=== WORK TO COMPLETE ===
Using the entries that follow, collect the lines where the word "data" appears.

(Collection entries)
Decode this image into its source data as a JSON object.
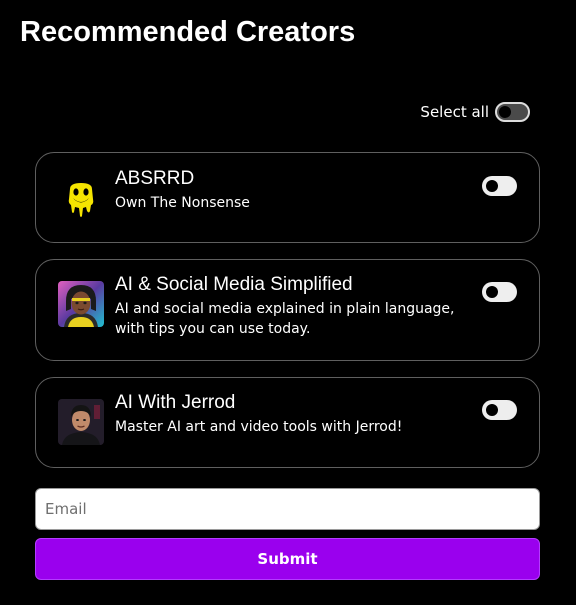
{
  "header": {
    "title": "Recommended Creators"
  },
  "select_all": {
    "label": "Select all",
    "checked": false
  },
  "creators": [
    {
      "name": "ABSRRD",
      "description": "Own The Nonsense",
      "avatar_icon": "melting-smiley-logo-icon",
      "subscribed": false
    },
    {
      "name": "AI & Social Media Simplified",
      "description": "AI and social media explained in plain language, with tips you can use today.",
      "avatar_icon": "woman-portrait-avatar",
      "subscribed": false
    },
    {
      "name": "AI With Jerrod",
      "description": "Master AI art and video tools with Jerrod!",
      "avatar_icon": "man-portrait-avatar",
      "subscribed": false
    }
  ],
  "form": {
    "email_placeholder": "Email",
    "email_value": "",
    "submit_label": "Submit"
  },
  "colors": {
    "background": "#000000",
    "accent": "#9a00ee",
    "card_border": "#5f5f5f",
    "logo_yellow": "#f5e400"
  }
}
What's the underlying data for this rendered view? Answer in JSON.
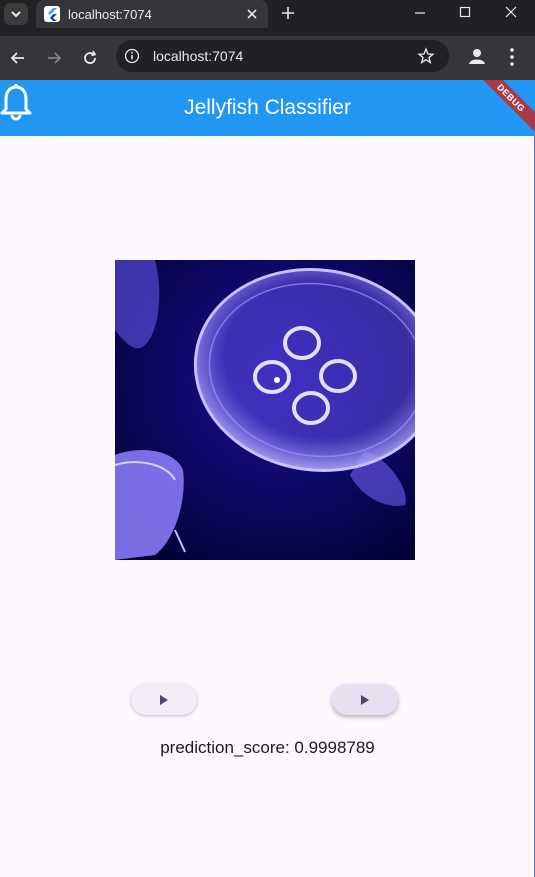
{
  "browser": {
    "tab_title": "localhost:7074",
    "url": "localhost:7074"
  },
  "app": {
    "title": "Jellyfish Classifier",
    "debug_banner": "DEBUG",
    "appbar_color": "#2196f3",
    "background_color": "#fdf7fe"
  },
  "image": {
    "alt": "jellyfish",
    "background_color": "#04034a",
    "accent_color": "#7a6bff"
  },
  "buttons": [
    {
      "icon": "play-arrow-icon"
    },
    {
      "icon": "play-arrow-icon"
    }
  ],
  "prediction": {
    "label": "prediction_score: 0.9998789"
  }
}
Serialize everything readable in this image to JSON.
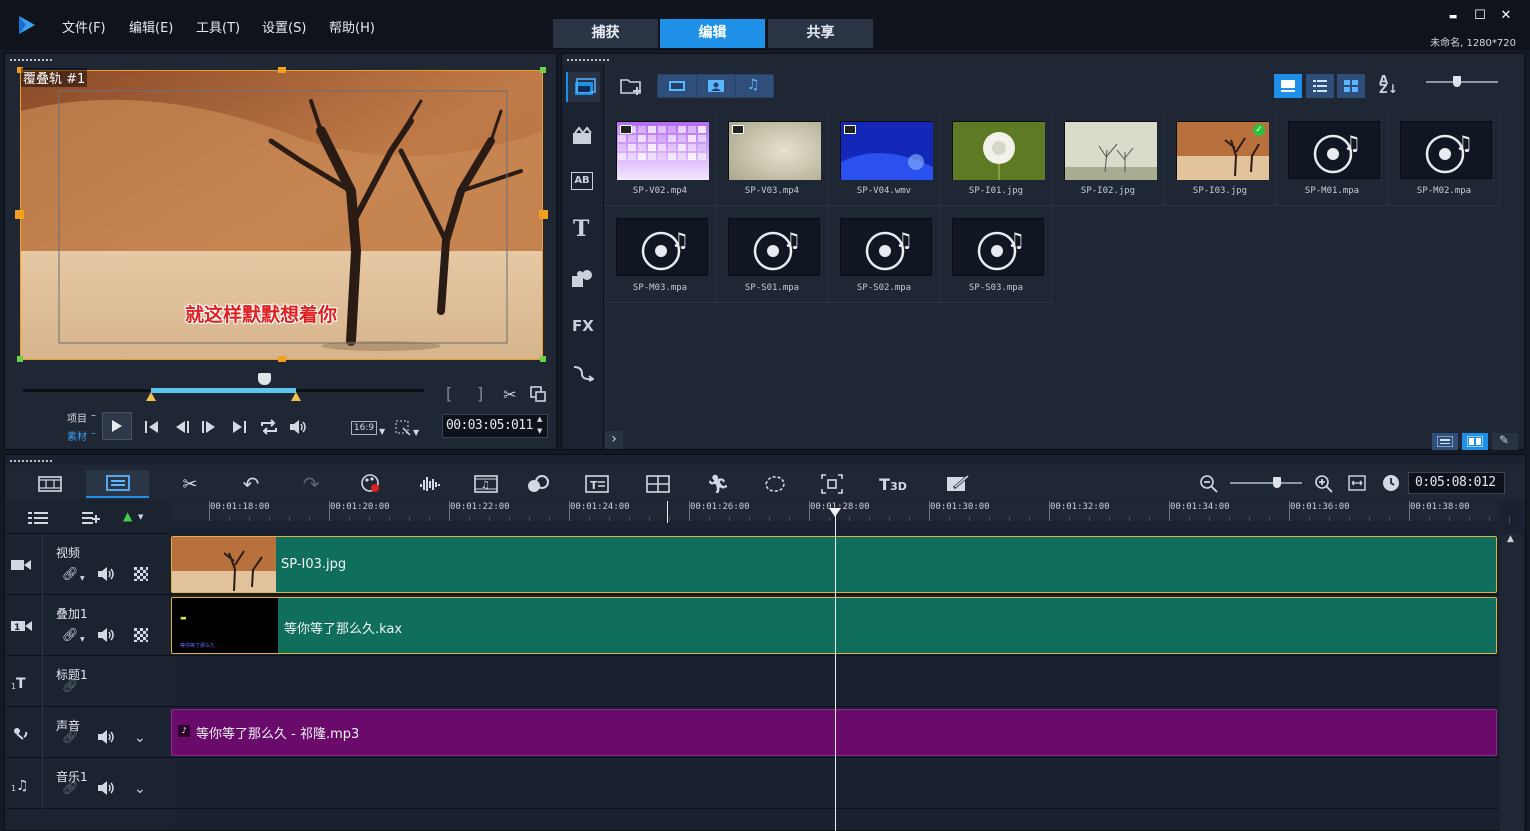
{
  "menu": [
    "文件(F)",
    "编辑(E)",
    "工具(T)",
    "设置(S)",
    "帮助(H)"
  ],
  "tabs": [
    {
      "label": "捕获",
      "active": false
    },
    {
      "label": "编辑",
      "active": true
    },
    {
      "label": "共享",
      "active": false
    }
  ],
  "window_buttons": {
    "minimize": "▬",
    "maximize": "☐",
    "close": "✕"
  },
  "project_info": "未命名, 1280*720",
  "preview": {
    "track_label": "覆叠轨 #1",
    "subtitle": "就这样默默想着你",
    "mode_project": "项目",
    "mode_clip": "素材",
    "aspect": "16:9",
    "timecode": "00:03:05:011",
    "scrub_progress": 0.6,
    "trim_start": 0.32,
    "trim_end": 0.68
  },
  "library": {
    "items": [
      {
        "name": "SP-V02.mp4",
        "kind": "video",
        "thumb": "purple-tiles"
      },
      {
        "name": "SP-V03.mp4",
        "kind": "video",
        "thumb": "beige-gradient"
      },
      {
        "name": "SP-V04.wmv",
        "kind": "video",
        "thumb": "blue-abstract"
      },
      {
        "name": "SP-I01.jpg",
        "kind": "image",
        "thumb": "dandelion"
      },
      {
        "name": "SP-I02.jpg",
        "kind": "image",
        "thumb": "misty-trees"
      },
      {
        "name": "SP-I03.jpg",
        "kind": "image",
        "thumb": "desert-tree",
        "checked": true
      },
      {
        "name": "SP-M01.mpa",
        "kind": "audio"
      },
      {
        "name": "SP-M02.mpa",
        "kind": "audio"
      },
      {
        "name": "SP-M03.mpa",
        "kind": "audio"
      },
      {
        "name": "SP-S01.mpa",
        "kind": "audio"
      },
      {
        "name": "SP-S02.mpa",
        "kind": "audio"
      },
      {
        "name": "SP-S03.mpa",
        "kind": "audio"
      }
    ],
    "side_icons": [
      "media-icon",
      "instant-project-icon",
      "transition-icon",
      "title-icon",
      "graphic-icon",
      "filter-icon",
      "path-icon"
    ],
    "fx_label": "FX"
  },
  "timeline": {
    "total_time": "0:05:08:012",
    "ticks": [
      "00:01:18:00",
      "00:01:20:00",
      "00:01:22:00",
      "00:01:24:00",
      "00:01:26:00",
      "00:01:28:00",
      "00:01:30:00",
      "00:01:32:00",
      "00:01:34:00",
      "00:01:36:00",
      "00:01:38:00"
    ],
    "tracks": [
      {
        "name": "视频",
        "clip": "SP-I03.jpg",
        "color": "#0f6e5c"
      },
      {
        "name": "叠加1",
        "clip": "等你等了那么久.kax",
        "color": "#0f6e5c"
      },
      {
        "name": "标题1",
        "clip": ""
      },
      {
        "name": "声音",
        "clip": "等你等了那么久 - 祁隆.mp3",
        "color": "#6a0a6a"
      },
      {
        "name": "音乐1",
        "clip": ""
      }
    ],
    "overlay_thumb_caption": "等你等了那么久"
  },
  "colors": {
    "accent": "#1e90e8",
    "video_clip": "#0f6e5c",
    "audio_clip": "#6a0a6a",
    "selection": "#f0a020"
  }
}
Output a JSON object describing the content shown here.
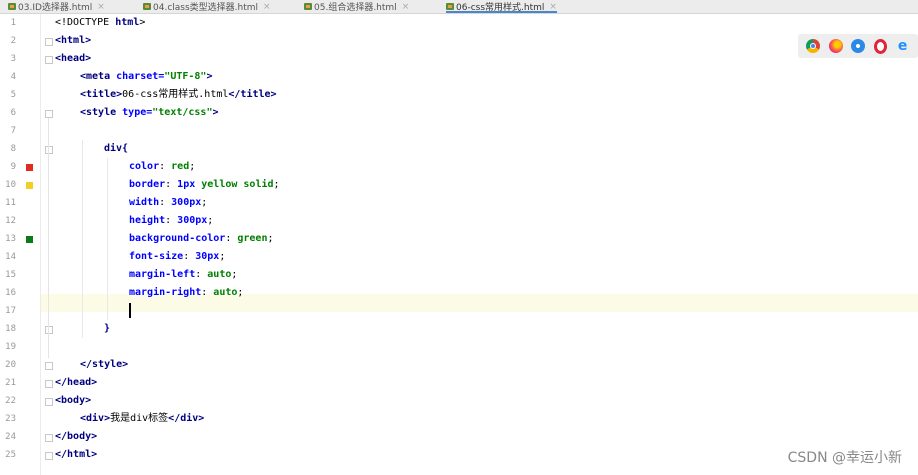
{
  "tabs": [
    {
      "label": "03.ID选择器.html"
    },
    {
      "label": "04.class类型选择器.html"
    },
    {
      "label": "05.组合选择器.html"
    },
    {
      "label": "06-css常用样式.html"
    }
  ],
  "line_numbers": [
    "1",
    "2",
    "3",
    "4",
    "5",
    "6",
    "7",
    "8",
    "9",
    "10",
    "11",
    "12",
    "13",
    "14",
    "15",
    "16",
    "17",
    "18",
    "19",
    "20",
    "21",
    "22",
    "23",
    "24",
    "25"
  ],
  "gutter_markers": {
    "line9": "#e02b20",
    "line10": "#f0d020",
    "line13": "#0a7a1a"
  },
  "code": {
    "l1": {
      "a": "<!DOCTYPE ",
      "b": "html",
      "c": ">"
    },
    "l2": {
      "a": "<html>"
    },
    "l3": {
      "a": "<head>"
    },
    "l4": {
      "a": "<meta ",
      "b": "charset=",
      "c": "\"UTF-8\"",
      "d": ">"
    },
    "l5": {
      "a": "<title>",
      "b": "06-css常用样式.html",
      "c": "</title>"
    },
    "l6": {
      "a": "<style ",
      "b": "type=",
      "c": "\"text/css\"",
      "d": ">"
    },
    "l7": {
      "a": ""
    },
    "l8": {
      "a": "div{"
    },
    "l9": {
      "a": "color",
      "b": ": ",
      "c": "red",
      "d": ";"
    },
    "l10": {
      "a": "border",
      "b": ": ",
      "c": "1px ",
      "d": "yellow solid",
      "e": ";"
    },
    "l11": {
      "a": "width",
      "b": ": ",
      "c": "300px",
      "d": ";"
    },
    "l12": {
      "a": "height",
      "b": ": ",
      "c": "300px",
      "d": ";"
    },
    "l13": {
      "a": "background-color",
      "b": ": ",
      "c": "green",
      "d": ";"
    },
    "l14": {
      "a": "font-size",
      "b": ": ",
      "c": "30px",
      "d": ";"
    },
    "l15": {
      "a": "margin-left",
      "b": ": ",
      "c": "auto",
      "d": ";"
    },
    "l16": {
      "a": "margin-right",
      "b": ": ",
      "c": "auto",
      "d": ";"
    },
    "l18": {
      "a": "}"
    },
    "l20": {
      "a": "</style>"
    },
    "l21": {
      "a": "</head>"
    },
    "l22": {
      "a": "<body>"
    },
    "l23": {
      "a": "<div>",
      "b": "我是div标签",
      "c": "</div>"
    },
    "l24": {
      "a": "</body>"
    },
    "l25": {
      "a": "</html>"
    }
  },
  "browsers": [
    "chrome-icon",
    "firefox-icon",
    "safari-icon",
    "opera-icon",
    "ie-icon"
  ],
  "ie_glyph": "e",
  "watermark": "CSDN @幸运小新"
}
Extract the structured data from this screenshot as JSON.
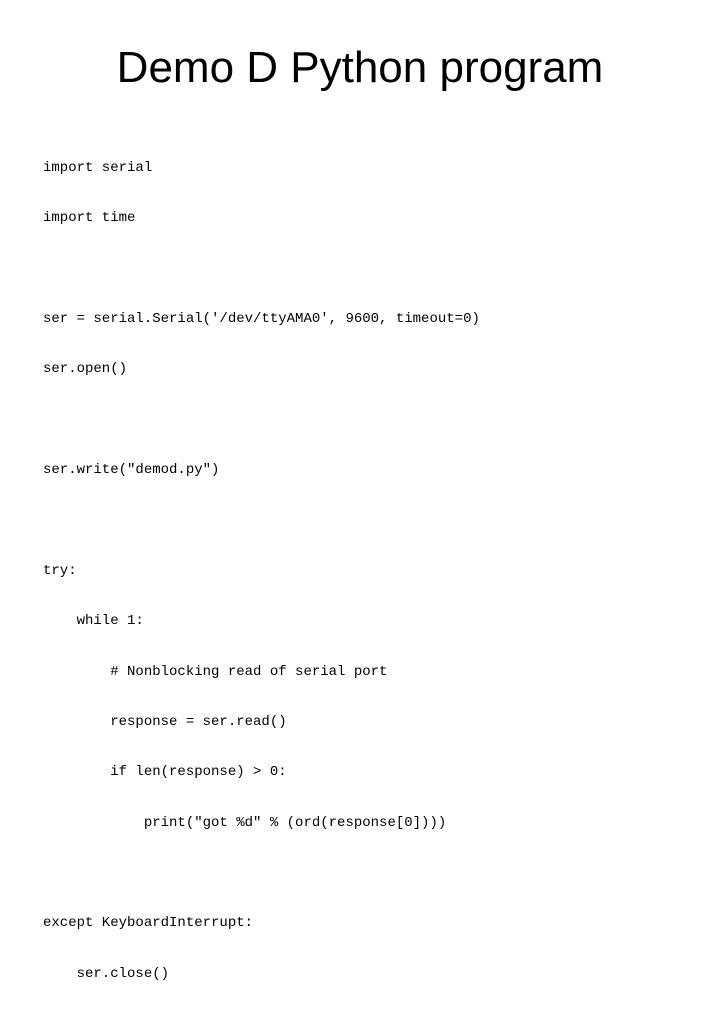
{
  "slide": {
    "title": "Demo D Python program",
    "code_lines": [
      "import serial",
      "import time",
      "",
      "ser = serial.Serial('/dev/ttyAMA0', 9600, timeout=0)",
      "ser.open()",
      "",
      "ser.write(\"demod.py\")",
      "",
      "try:",
      "    while 1:",
      "        # Nonblocking read of serial port",
      "        response = ser.read()",
      "        if len(response) > 0:",
      "            print(\"got %d\" % (ord(response[0])))",
      "",
      "except KeyboardInterrupt:",
      "    ser.close()"
    ]
  }
}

=== RESPONSE TO THIS TASK ===
Decode this image into its source data as a JSON object.
What's the underlying data for this rendered view? Answer in JSON.
Extract the structured data from this screenshot as JSON.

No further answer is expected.